Information distribution In order to reach tourists that do not visit our centre, we distribute leaflets to the major hotels, tourist information centres and beaches. These are the areas where gibbons are most commonly used by people or businesses for economic gain and so our leaflets specifically highlight this problem.

We also produce educational leaflets which we can distribute to local villages and community groups. We concentrate on the villages surrounding the forest because we know that members of these communities still go into the forest to hunt. We hope that by educating these people we will ensure the continued safety of the gibbons we are releasing.


Community Relations 

The project tries to keep good relations with local people so that we can continue to do our work and so we can call on them for help if we need it. We therefore carry out a number of tasks to develop good community relations. We regularly have groups of veterinary students staying at the project who help out with this work. When they are here we invite local people to bring in their dogs and cats to be sterilized. We offer this service free of charge, so it helps the local people save money as well as ensure they will not have unwanted young cats and dogs in the future.




We are planning to start organising ecotours for visitors to Phuket.
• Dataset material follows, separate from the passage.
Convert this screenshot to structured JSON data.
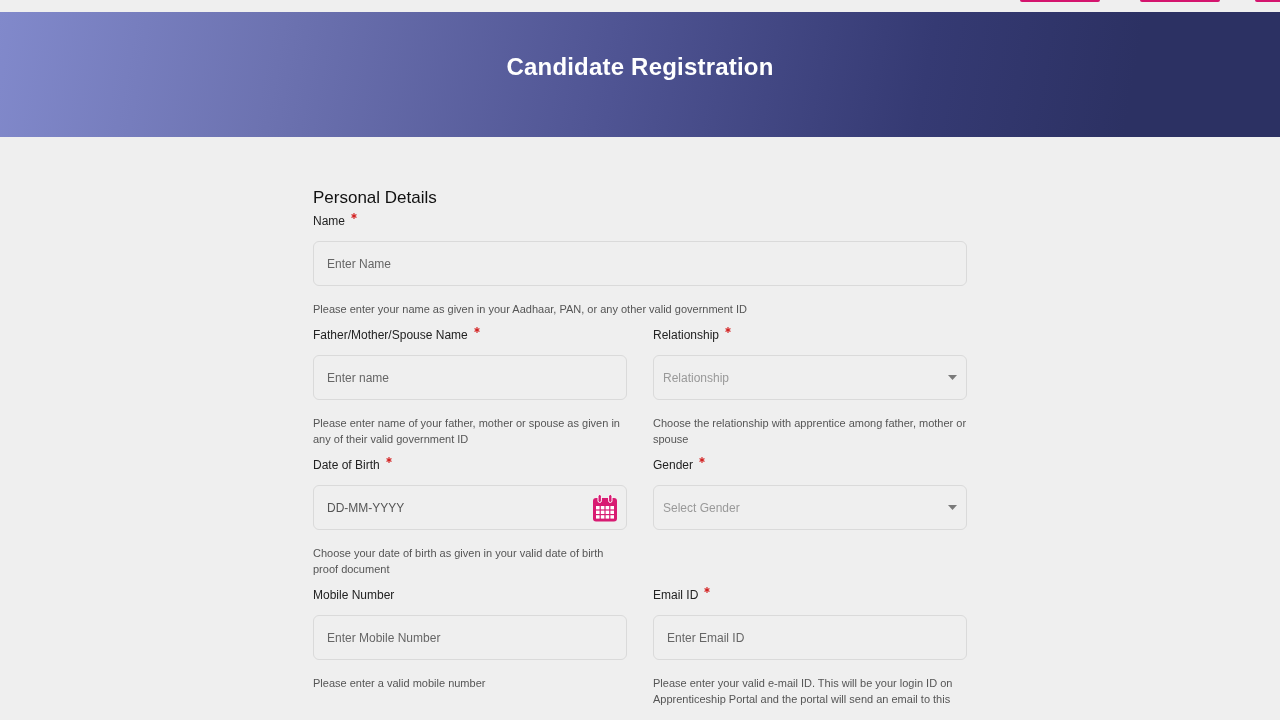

These tours would involve the study of various ecosystems, including the rainforest in Khao Phra Thaew national park, as well as bird-watching in the mangroves and fishing in Phang Nga Bay. We would like to organise these tours with the help of local people, so that tourists will stay with families in the village and join them on fishing trips etc. Organising the tours in this way would mean that local people could earn extra money. They usually rely on hunting and collecting food stuffs from the forest to supplement their incomes, so our hope is that the ecotours would mean that they no longer need to do this. It should also provide a good opportunity for tourists to experience some real Thai culture and learn about the Thai way of life.



In recent years Thailand has seen massive developments in terms of housing, hotels and clearing of land for shrimp farms, fruit trees, rubber plantations etc. This has taken a heavy toll on Thailand’s wildlife. Logging, poaching and loss of habitat have caused a dramatic increase in the number of wild animals at risk.

The Gibbon Rehabilitation Project and the Wild Animal Rescue Foundation of Thailand (WARF) are amongst the few organizations in Thailand offering a service to rescue and provide medical treatment for wild animals. Our work involves extensive travel, since we are often called on to respond to emergencies that take place in remote areas of the country. The Mobile Animal Clinic (MAC) helps us to attain our goal to rescue wild animals in distress throughout Thailand. The vehicle gives the veterinarians the possibility to perform rescue operations more effectively and to return the animals to the wild once they are well.



The launch of WARF’s Mobile Animal Clinic (MAC) was on the 2nd of October 2002. The 4 wheel drive vehicle, was kindly donated by the Royal Society for the Protection of Animals (RSPCA) International Division. The RSPCA is an international organisation whose primary objective is animal welfare. They kindly donated this new vehicle to WARF for use as a mobile clinic at the Gibbon Rehabilitation Project (GRP), Phuket and it’s new wildlife and education centre at Baan Talae Nork, Ranong. The all-terrain vehicle is equipped with an air-conditioned animal-carrying compartment and is for the use of our full time Thai veterinary surgeon, Dr Tum.

EDUCATION: The MAC truck is also used for our education programme. The GRP holds talks for people, schools and colleges, and arranges tours and workshops to try to help people understand and protect the gibbons and their forest. This involves us transporting staff and volunteers to the schools and villages. We employ ‘gibbon guardians’: local people that live and work in and around the forest. They act as community educators, become involved in protecting the gibbons from poaching and assist in the post-reintroduction follow-up studies.